About 60 theatre groups and 10 dance organisations reported either “some” or “substantial” financial savings after taking action to operate in a more sustainable way.

The report, by green arts company Julie’s Bicycle and BOP Consulting, also found that organisations working to reduce their carbon emissions said this had benefited their company’s reputation. More than a third of theatre groups and nearly 20% of dance organisations reported a boost to their public profile.

While 80% of theatre groups said environmental sustainability was extremely or very relevant to their business and 67% said they had a policy on this, nearly 40% said it was a challenge to embed this into day-to-day operations.

Similarly, more than 60% of dance groups said that being environmentally friendly was relevant to their company, 80% had an updated green policy, but 43% found it was a challenge to implant green policies in their daily work.
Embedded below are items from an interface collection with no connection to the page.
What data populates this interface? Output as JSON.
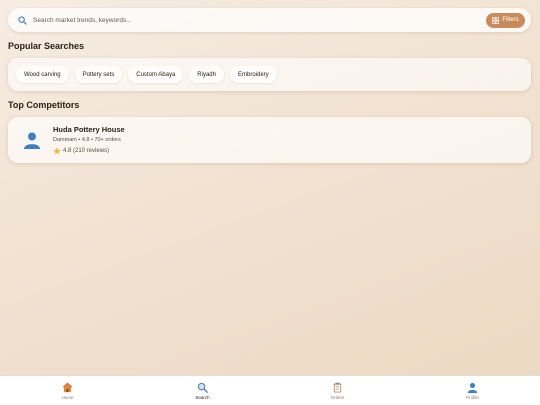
{
  "search": {
    "placeholder": "Search market trends, keywords...",
    "filters_label": "Filters"
  },
  "popular": {
    "title": "Popular Searches",
    "chips": [
      "Wood carving",
      "Pottery sets",
      "Custom Abaya",
      "Riyadh",
      "Embroidery"
    ]
  },
  "competitors": {
    "title": "Top Competitors",
    "items": [
      {
        "name": "Huda Pottery House",
        "meta": "Dammam • 4.8 • 70+ orders",
        "rating": "4.8 (210 reviews)"
      }
    ]
  },
  "nav": {
    "items": [
      {
        "label": "Home",
        "icon": "home-icon"
      },
      {
        "label": "Search",
        "icon": "search-icon"
      },
      {
        "label": "Orders",
        "icon": "clipboard-icon"
      },
      {
        "label": "Profile",
        "icon": "profile-icon"
      }
    ],
    "active": "Search"
  },
  "colors": {
    "accent": "#c98b5c",
    "background": "#f1e2d1",
    "star": "#f2b632"
  }
}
Alison Tickell, chief executive of Julie’s Bicycle, said the survey had identified theatres as “leaders” in this area. She added: “The dance community, while not so active, is absolutely recognising the issues and opportunities sustainability presents.”

However, Tickell warned that there was still progress to be made: “We need to capture the imagination of boards and chief executives by making the case for environmental sustainability stronger; telling the stories, motivating and championing new ideas, and cementing the compelling business case.”

The report surveyed nearly 340 organisations, with almost a third of respondents coming from the theatre
sector and 6% from dance.

Across all groups taking part – which also included combined arts, museums, galleries and commercial music companies – those organisations based in a building were found to be more likely to take environmental action.